**WHAT TO DO**
Find every line in the entries that holds the string "Apple" and report it.

• • • • • • •

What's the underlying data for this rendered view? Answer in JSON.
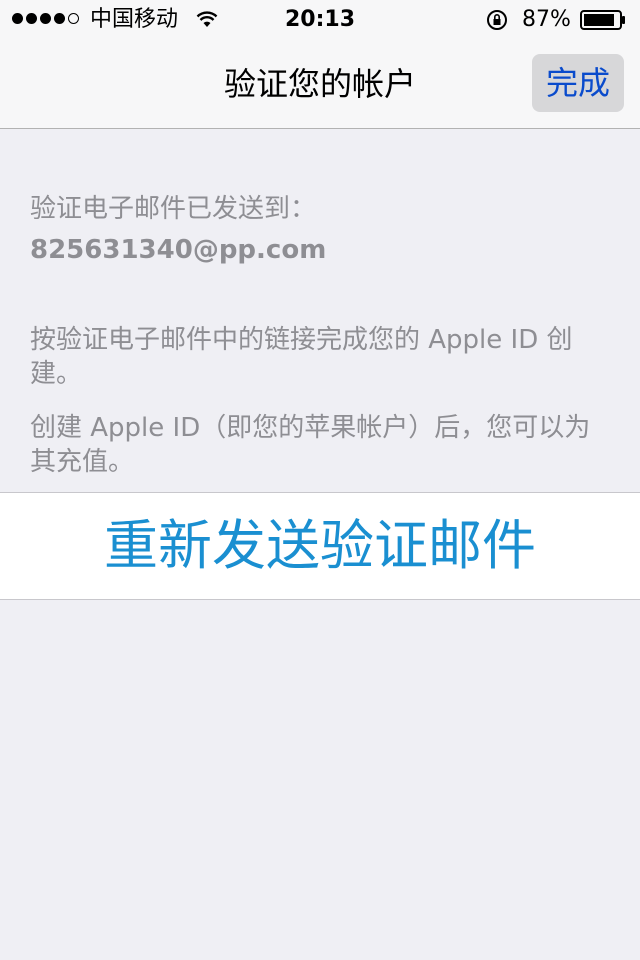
{
  "status_bar": {
    "carrier": "中国移动",
    "time": "20:13",
    "battery_percent": "87%"
  },
  "nav": {
    "title": "验证您的帐户",
    "done_label": "完成"
  },
  "content": {
    "sent_label": "验证电子邮件已发送到：",
    "email": "825631340@pp.com",
    "instruction": "按验证电子邮件中的链接完成您的 Apple ID 创建。",
    "note": "创建 Apple ID（即您的苹果帐户）后，您可以为其充值。"
  },
  "resend": {
    "label": "重新发送验证邮件"
  },
  "colors": {
    "accent": "#1a8fd1",
    "done_text": "#0a4bcc",
    "background": "#efeff4",
    "secondary_text": "#8e8e93"
  }
}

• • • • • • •

**ANSWER**
    "instruction": "按验证电子邮件中的链接完成您的 Apple ID 创建。",
    "note": "创建 Apple ID（即您的苹果帐户）后，您可以为其充值。"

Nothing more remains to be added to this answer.